Adoption, the Holidays, and Grief

 

By Josh Redfern, LCSW // Utah Director of Social Work

The fall/winter holidays can be a wonderful time. They can also come with some stress and reminders of difficulties. The traditions of focusing on family during these times can be great as we spend time with those we love. They can also, though, remind us of what we don’t have or what we have lost. It’s important to remember that in regards to adoption, too.

Perhaps all of those Christmas cards that go out talking about everyone’s families reminds a hopeful adoptive family of what they don’t yet have, or birth parents of what they have essentially lost. Maybe the holidays are always difficult for you, and waiting for placement or having placed just adds to the difficulty of the season.

Some thoughts on what to do if this is the case for you, or the case for someone you care about:

Don’t ignore it.
Allow yourself some time and space to grieve. Sometimes concentrated grieving (eg, giving yourself a specific time and place) can enable you to focus on other things later.

Reach out to those you think may be struggling in this way.
Just let them know you understand that this time may be difficult. Some people don’t like being treated differently or as a “charity case,” but some acknowledgement and outpouring of love is acceptable to most people.
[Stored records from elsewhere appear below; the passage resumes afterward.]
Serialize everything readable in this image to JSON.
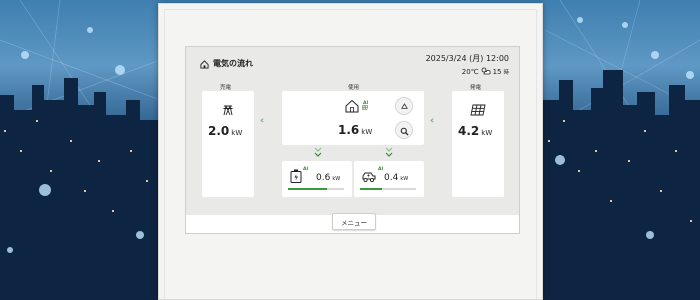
{
  "header": {
    "title": "電気の流れ",
    "date": "2025/3/24",
    "weekday": "(月)",
    "time": "12:00",
    "temperature": "20℃",
    "forecast_value": "15",
    "forecast_unit": "時"
  },
  "sell": {
    "label": "売電",
    "value": "2.0",
    "unit": "kW"
  },
  "use": {
    "label": "使用",
    "value": "1.6",
    "unit": "kW",
    "ai_badge": "AI"
  },
  "generate": {
    "label": "発電",
    "value": "4.2",
    "unit": "kW"
  },
  "battery": {
    "value": "0.6",
    "unit": "kW",
    "ai_badge": "AI",
    "level": 0.7
  },
  "ev": {
    "value": "0.4",
    "unit": "kW",
    "ai_badge": "AI",
    "level": 0.4
  },
  "menu": {
    "label": "メニュー"
  },
  "colors": {
    "accent": "#3a9a3a",
    "panel": "#ffffff",
    "screen_bg": "#e9e9e7"
  },
  "icons": {
    "home": "home-icon",
    "transmission": "power-tower-icon",
    "solar": "solar-panel-icon",
    "battery": "battery-icon",
    "ev": "ev-car-icon",
    "recycle": "recycle-icon",
    "search": "search-icon",
    "weather": "cloudy-sun-icon"
  }
}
You can’t FIX it all of the time, but we, as humans, often feel a little better when people see and accept how we feel.

Share the holiday with those you think may be struggling. Send your child’s birth family a gift, give them a call, Skype, etc. Let your child’s adoptive parents know that you love them. Exchange gifts with your birth children. Invite that hopeful adoptive parent over for hot chocolate.

These are just some general ideas. There’s tons more out there, but I think I most wanted to just acknowledge that things can be hard in the adoption triad around the holidays. If we remember that, we can be less harsh on ourselves and we can support each other.

Host: www1